Hence, the line integral of ${\displaystyle R\,\mathbf {u} }$ is path-independent. Finally, by the converse of the gradient theorem, a scalar function ${\displaystyle \psi (x,y,t)}$ exists such that

${\displaystyle R\,\mathbf {u} =\nabla \psi }$.

Here ${\displaystyle \psi }$ represents the stream function.

Conversely, if the stream function exists, then ${\displaystyle R\,\mathbf {u} =\nabla \psi }$. Substituting this result into the curl-divergence equation yields ${\displaystyle \nabla \cdot \mathbf {u} =0}$ (i.e., the flow is incompressible).

In summary, the stream function for two-dimensional plane flow exists if and only if the flow is incompressible.

### Potential flow

For two-dimensional potential flow, streamlines are perpendicular to equipotential lines. Taken together with the velocity potential, the stream function may be used to derive a complex potential. In other words, the stream function accounts for the solenoidal part of a two-dimensional Helmholtz decomposition, while the velocity potential accounts for the irrotational part.

### Summary of properties

The basic properties of two-dimensional stream functions can be summarized as follows:

1. The x- and y-components of the flow velocity at a given point are given by the partial derivatives of the stream function at that point.
2. The value of the stream function is constant along every streamline (streamlines represent the trajectories of particles in steady flow). That is, in two dimensions each streamline is a level curve of the stream function.
3. The difference between the stream function values at any two points gives the volumetric flux through the vertical surface that connects the two points.

## Two-dimensional stream function for flows with time-invariant density

If the fluid density is time-invariant at all points within the flow, i.e.,

${\displaystyle {\frac {\partial \rho }{\partial t}}=0}$,

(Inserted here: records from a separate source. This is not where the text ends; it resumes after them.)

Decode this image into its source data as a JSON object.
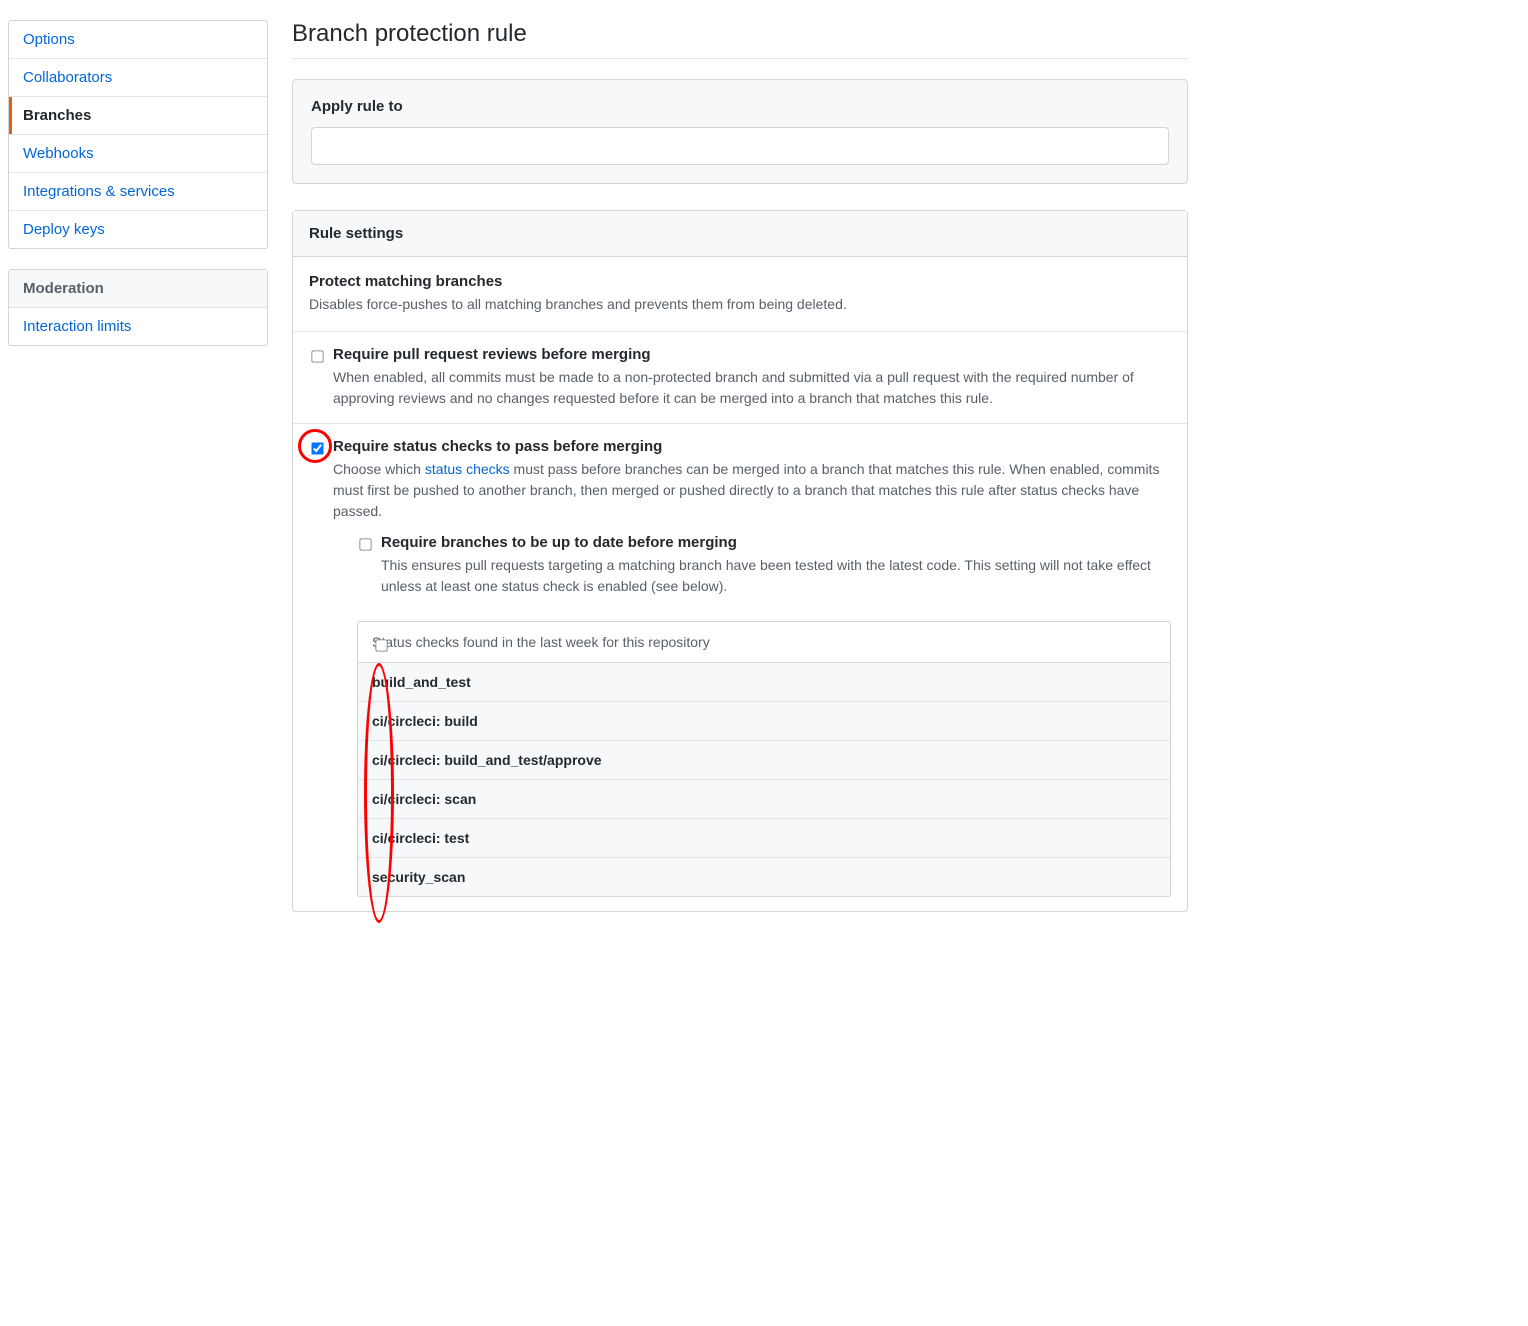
{
  "sidebar": {
    "items": [
      {
        "label": "Options",
        "active": false
      },
      {
        "label": "Collaborators",
        "active": false
      },
      {
        "label": "Branches",
        "active": true
      },
      {
        "label": "Webhooks",
        "active": false
      },
      {
        "label": "Integrations & services",
        "active": false
      },
      {
        "label": "Deploy keys",
        "active": false
      }
    ],
    "moderation_header": "Moderation",
    "moderation_items": [
      {
        "label": "Interaction limits"
      }
    ]
  },
  "page_title": "Branch protection rule",
  "apply": {
    "label": "Apply rule to",
    "value": ""
  },
  "rule_settings_header": "Rule settings",
  "protect": {
    "title": "Protect matching branches",
    "desc": "Disables force-pushes to all matching branches and prevents them from being deleted."
  },
  "require_pr": {
    "title": "Require pull request reviews before merging",
    "desc": "When enabled, all commits must be made to a non-protected branch and submitted via a pull request with the required number of approving reviews and no changes requested before it can be merged into a branch that matches this rule.",
    "checked": false
  },
  "require_status": {
    "title": "Require status checks to pass before merging",
    "desc_pre": "Choose which ",
    "desc_link": "status checks",
    "desc_post": " must pass before branches can be merged into a branch that matches this rule. When enabled, commits must first be pushed to another branch, then merged or pushed directly to a branch that matches this rule after status checks have passed.",
    "checked": true
  },
  "require_uptodate": {
    "title": "Require branches to be up to date before merging",
    "desc": "This ensures pull requests targeting a matching branch have been tested with the latest code. This setting will not take effect unless at least one status check is enabled (see below).",
    "checked": false
  },
  "status_checks": {
    "header": "Status checks found in the last week for this repository",
    "items": [
      {
        "label": "build_and_test",
        "checked": false
      },
      {
        "label": "ci/circleci: build",
        "checked": false
      },
      {
        "label": "ci/circleci: build_and_test/approve",
        "checked": false
      },
      {
        "label": "ci/circleci: scan",
        "checked": false
      },
      {
        "label": "ci/circleci: test",
        "checked": false
      },
      {
        "label": "security_scan",
        "checked": false
      }
    ]
  }
}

then the continuity equation (e.g., see Continuity equation#Fluid dynamics) for two-dimensional plane flow becomes

${\displaystyle \nabla \cdot (\rho \,\mathbf {u} )=0.}$

In this case the stream function ${\displaystyle \psi }$ is defined such that

${\displaystyle \rho \,u={\frac {\partial \psi }{\partial y}},\quad \rho \,v=-{\frac {\partial \psi }{\partial x}}}$

and represents the mass flux (rather than volumetric flux) per unit thickness through the test surface.